* Available data

###

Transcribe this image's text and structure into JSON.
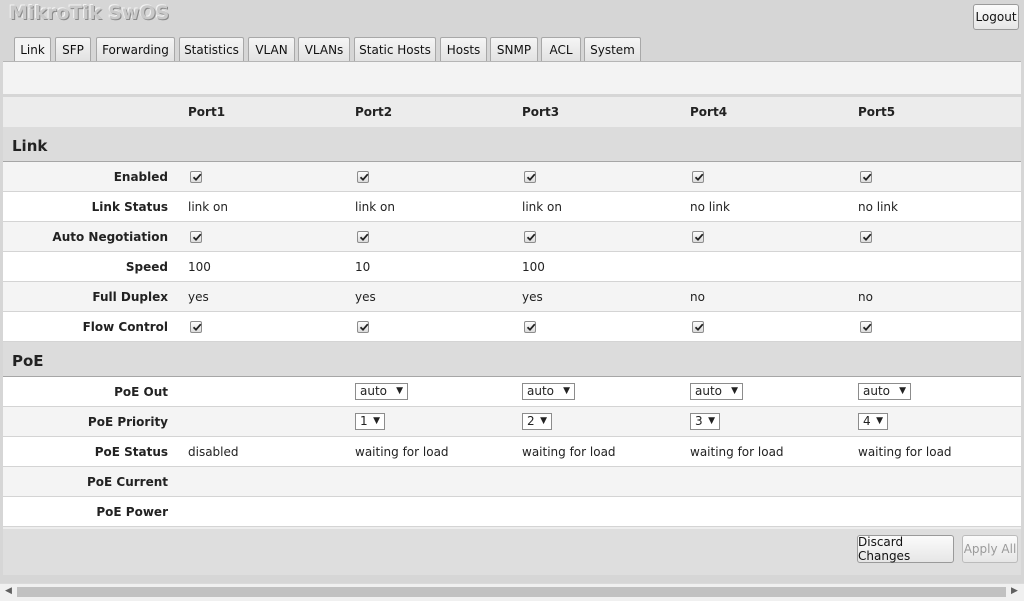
{
  "brand": "MikroTik SwOS",
  "logout_label": "Logout",
  "tabs": [
    "Link",
    "SFP",
    "Forwarding",
    "Statistics",
    "VLAN",
    "VLANs",
    "Static Hosts",
    "Hosts",
    "SNMP",
    "ACL",
    "System"
  ],
  "active_tab": "Link",
  "ports": [
    "Port1",
    "Port2",
    "Port3",
    "Port4",
    "Port5"
  ],
  "sections": {
    "link": "Link",
    "poe": "PoE"
  },
  "link": {
    "enabled": {
      "label": "Enabled",
      "values": [
        true,
        true,
        true,
        true,
        true
      ]
    },
    "link_status": {
      "label": "Link Status",
      "values": [
        "link on",
        "link on",
        "link on",
        "no link",
        "no link"
      ]
    },
    "auto_negotiation": {
      "label": "Auto Negotiation",
      "values": [
        true,
        true,
        true,
        true,
        true
      ]
    },
    "speed": {
      "label": "Speed",
      "values": [
        "100",
        "10",
        "100",
        "",
        ""
      ]
    },
    "full_duplex": {
      "label": "Full Duplex",
      "values": [
        "yes",
        "yes",
        "yes",
        "no",
        "no"
      ]
    },
    "flow_control": {
      "label": "Flow Control",
      "values": [
        true,
        true,
        true,
        true,
        true
      ]
    }
  },
  "poe": {
    "poe_out": {
      "label": "PoE Out",
      "values": [
        "",
        "auto",
        "auto",
        "auto",
        "auto"
      ]
    },
    "poe_priority": {
      "label": "PoE Priority",
      "values": [
        "",
        "1",
        "2",
        "3",
        "4"
      ]
    },
    "poe_status": {
      "label": "PoE Status",
      "values": [
        "disabled",
        "waiting for load",
        "waiting for load",
        "waiting for load",
        "waiting for load"
      ]
    },
    "poe_current": {
      "label": "PoE Current",
      "values": [
        "",
        "",
        "",
        "",
        ""
      ]
    },
    "poe_power": {
      "label": "PoE Power",
      "values": [
        "",
        "",
        "",
        "",
        ""
      ]
    }
  },
  "buttons": {
    "discard": "Discard Changes",
    "apply": "Apply All"
  }
}
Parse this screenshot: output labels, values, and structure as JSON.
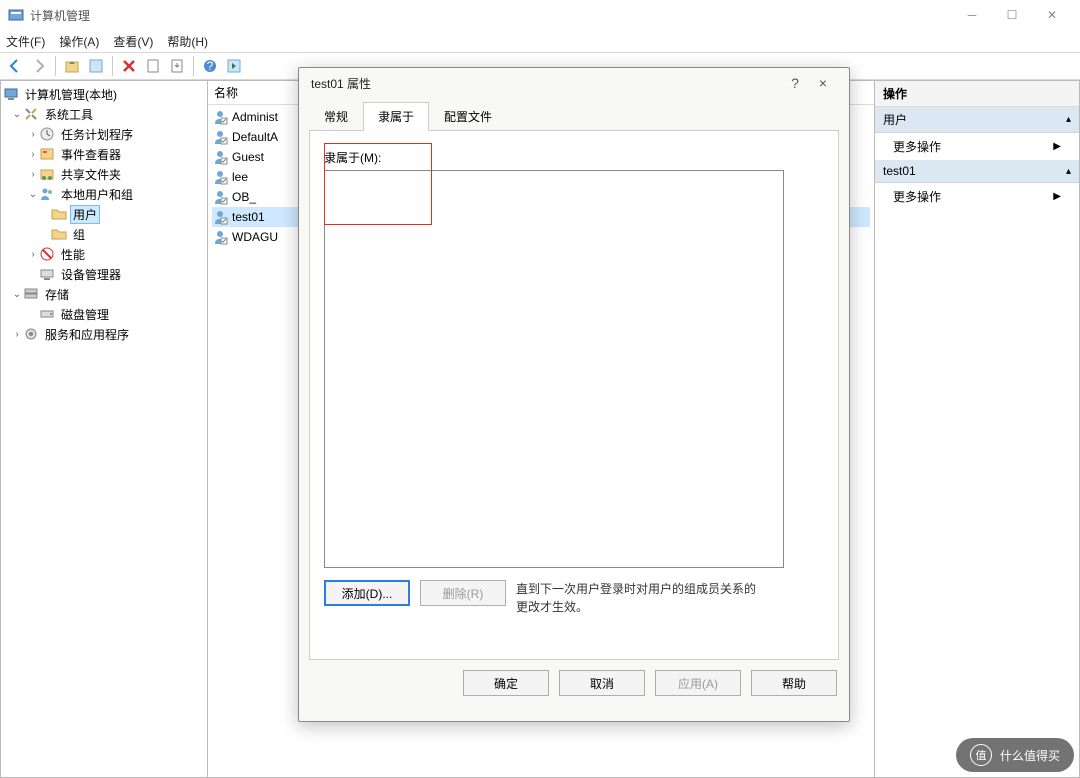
{
  "window": {
    "title": "计算机管理",
    "menus": [
      "文件(F)",
      "操作(A)",
      "查看(V)",
      "帮助(H)"
    ]
  },
  "tree": {
    "root": "计算机管理(本地)",
    "sys_tools": "系统工具",
    "task_sched": "任务计划程序",
    "event_viewer": "事件查看器",
    "shared": "共享文件夹",
    "local_users": "本地用户和组",
    "users": "用户",
    "groups": "组",
    "perf": "性能",
    "devmgr": "设备管理器",
    "storage": "存储",
    "diskmgmt": "磁盘管理",
    "services": "服务和应用程序"
  },
  "list": {
    "header": "名称",
    "items": [
      "Administ",
      "DefaultA",
      "Guest",
      "lee",
      "OB_",
      "test01",
      "WDAGU"
    ]
  },
  "actions": {
    "header": "操作",
    "group1": "用户",
    "more": "更多操作",
    "group2": "test01"
  },
  "dialog": {
    "title": "test01 属性",
    "help": "?",
    "close": "×",
    "tabs": [
      "常规",
      "隶属于",
      "配置文件"
    ],
    "member_label": "隶属于(M):",
    "add_btn": "添加(D)...",
    "remove_btn": "删除(R)",
    "note": "直到下一次用户登录时对用户的组成员关系的更改才生效。",
    "ok": "确定",
    "cancel": "取消",
    "apply": "应用(A)",
    "help_btn": "帮助"
  },
  "watermark": {
    "icon": "值",
    "text": "什么值得买"
  }
}
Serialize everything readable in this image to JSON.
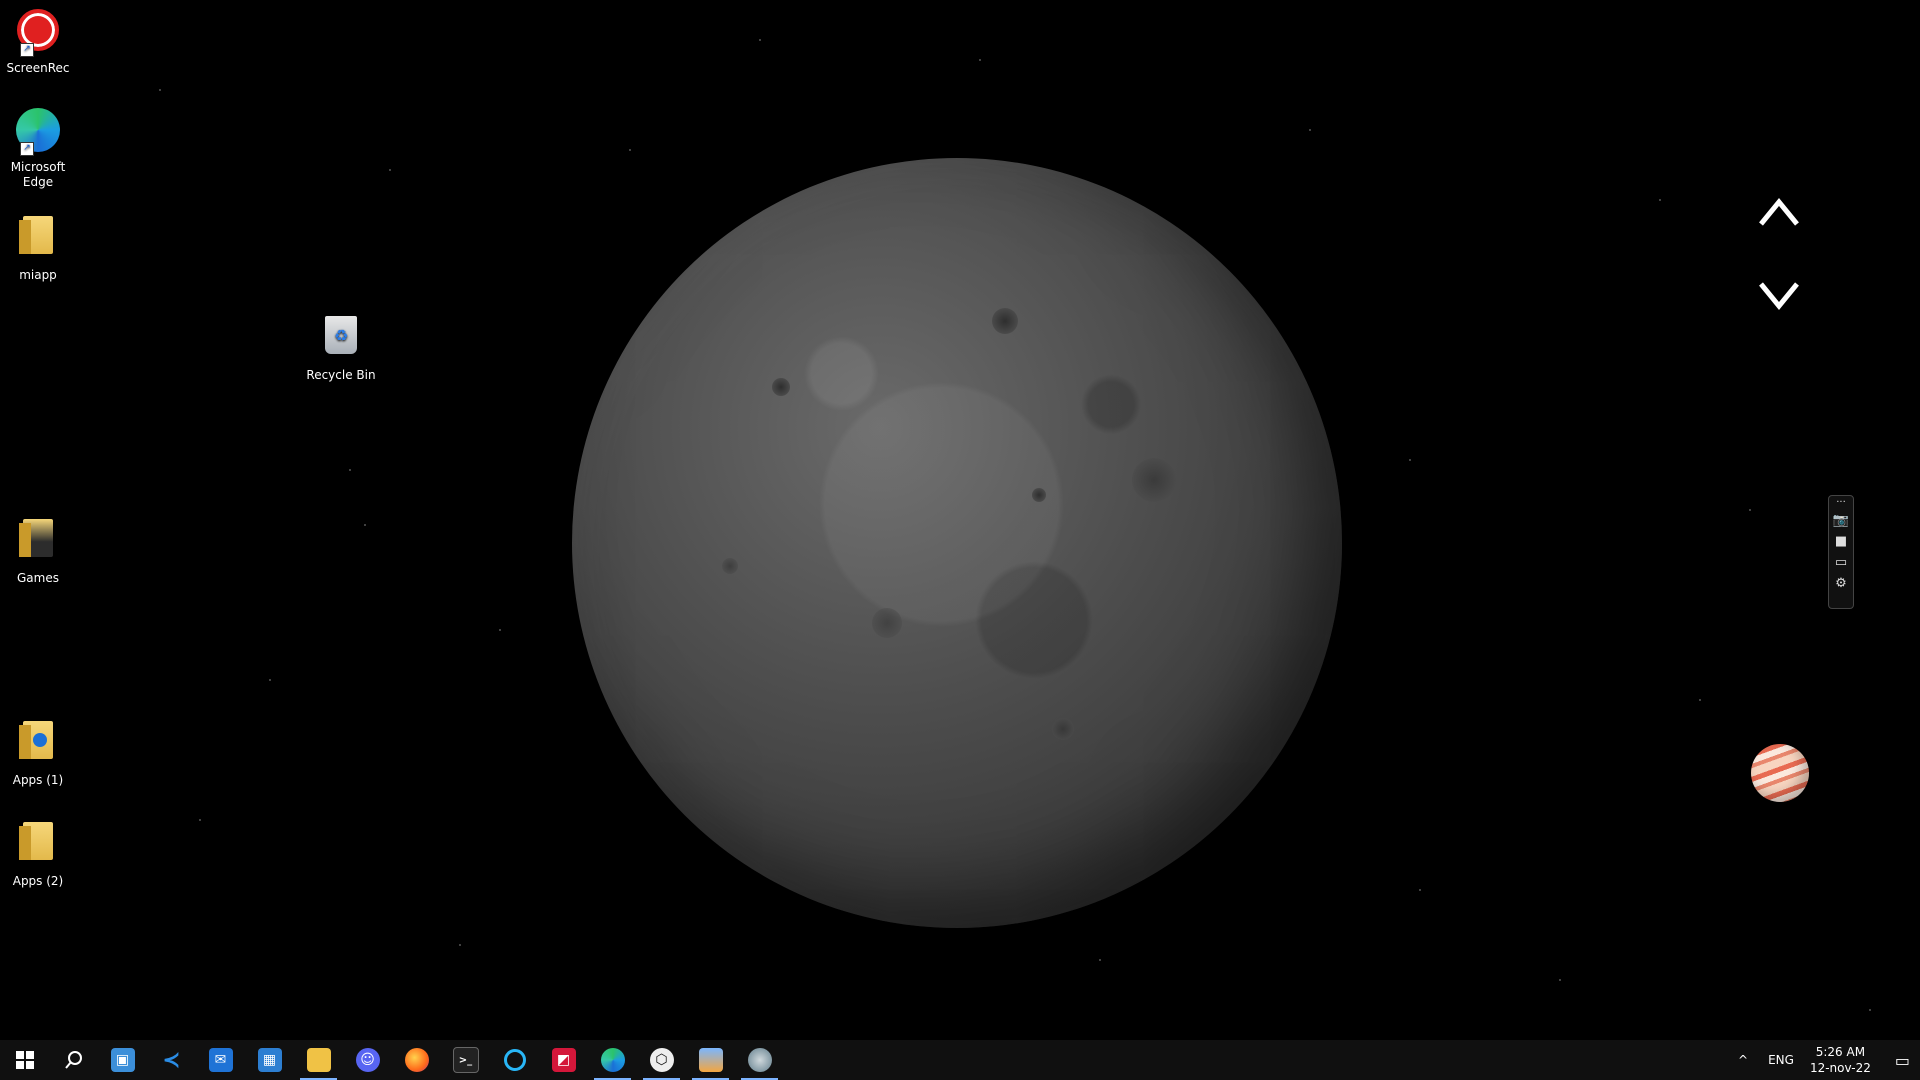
{
  "desktop_icons": [
    {
      "id": "screenrec",
      "label": "ScreenRec",
      "icon": "screenrec-icon"
    },
    {
      "id": "edge",
      "label": "Microsoft Edge",
      "icon": "edge-icon"
    },
    {
      "id": "miapp",
      "label": "miapp",
      "icon": "folder-icon"
    },
    {
      "id": "recycle",
      "label": "Recycle Bin",
      "icon": "recycle-bin-icon"
    },
    {
      "id": "games",
      "label": "Games",
      "icon": "folder-icon"
    },
    {
      "id": "apps1",
      "label": "Apps (1)",
      "icon": "folder-icon"
    },
    {
      "id": "apps2",
      "label": "Apps (2)",
      "icon": "folder-icon"
    }
  ],
  "widget": {
    "up_icon": "chevron-up-icon",
    "down_icon": "chevron-down-icon",
    "planet_icon": "jupiter-icon"
  },
  "capture_toolbar": [
    "more-icon",
    "camera-icon",
    "video-icon",
    "window-icon",
    "gear-icon"
  ],
  "taskbar": {
    "apps": [
      "start-icon",
      "search-icon",
      "task-view-icon",
      "vscode-icon",
      "mail-icon",
      "store-icon",
      "file-explorer-icon",
      "discord-icon",
      "firefox-icon",
      "terminal-icon",
      "cortana-icon",
      "amd-icon",
      "edge-icon",
      "unity-icon",
      "photos-icon",
      "app-icon"
    ],
    "tray": {
      "language": "ENG",
      "time": "5:26 AM",
      "date": "12-nov-22"
    }
  }
}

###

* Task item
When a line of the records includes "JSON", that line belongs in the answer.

* Solution to the exercise
Transcribe this image's text and structure into JSON.
Parse this screenshot: output labels, values, and structure as JSON.
Serialize everything readable in this image to JSON.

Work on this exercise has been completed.